610 Apartments for rent in Richmond Heights, MO with Parking
Frequently Asked Questions
Frequently Asked Questions (FAQs)
How much is rent for an apartment with parking in Richmond Heights?
How many apartments with parking are available for rent in Richmond Heights?
How can I find a cheap apartment in Richmond Heights?
Richmond Heights and surrounding St. Louis have been seen many times on the silver screen! To see it, check out Meet Me in St. Louis, The Black Hole, A City Decides, The Sleeper, _and _American Flyers.
Richmond Heights, population 8,566, melds "Progress with Tradition." While described as an "inner-ring suburb" of the city of St. Louis, Richmond Heights is an extremely livable community located at the major intersection of Interstate Highways 64 and 170. It nestles against neighboring Clayton, Missouri, that serves as the second vital business center for the City of St. Louis Metropolitan area.
Richmond Heights boasts a diverse population of people from all walks of life, as well as a wide array of immaculately-maintained and attractive homes and rental properties in an established and most desirable locality. Additionally, its neighborhoods are supported with excellent public and private schools -- as well as high-quality municipal services -- that reflect in the city's low crime rate, cleanliness, affordable housing and magnetic attractiveness as a location for small businesses and major corporations, as well. See more
Parking can be at a premium in some cities where spaces are challenging to find. Some Richmond Heights apartments offer parking options, either outside in a common area or within a private garage.
Ask about the stipulations around the parking. Those may include how many guests are allowed and where tenants park.
Some apartments may only allow parking in front of your own unit. Guest parking may be in a common area for up to one person.
If parking is scarce, look around the area before you sign a lease. Ample street parking in a neighborhood championed for its safety is probably fine. However, it’s probably not worth signing a lease if it means battling for daily parking for you and your guests.

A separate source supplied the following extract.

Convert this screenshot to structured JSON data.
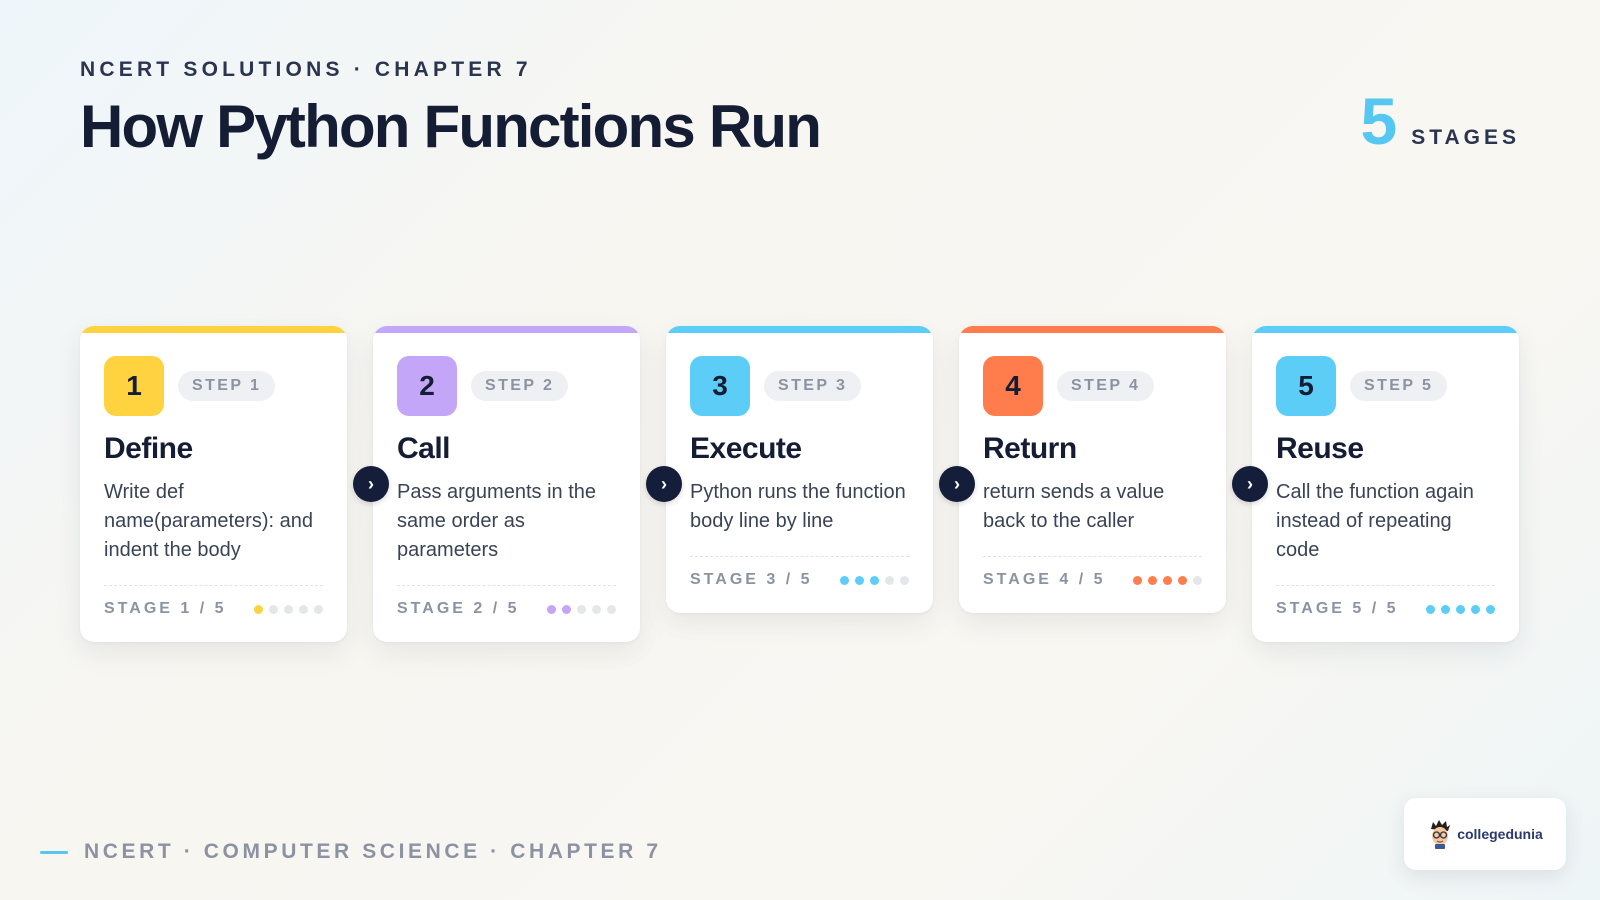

Research whether you need a city permit to park in the neighborhood. Look into the associated costs and what to do about visitors who need parking.
Some tenants prefer garage parking near their units. However, an open-air lot may prove cheaper.
Keep in mind that the cost of wear and tear from parking outside can add up. It may be less expensive, in the long run, to look for an apartment with garage parking.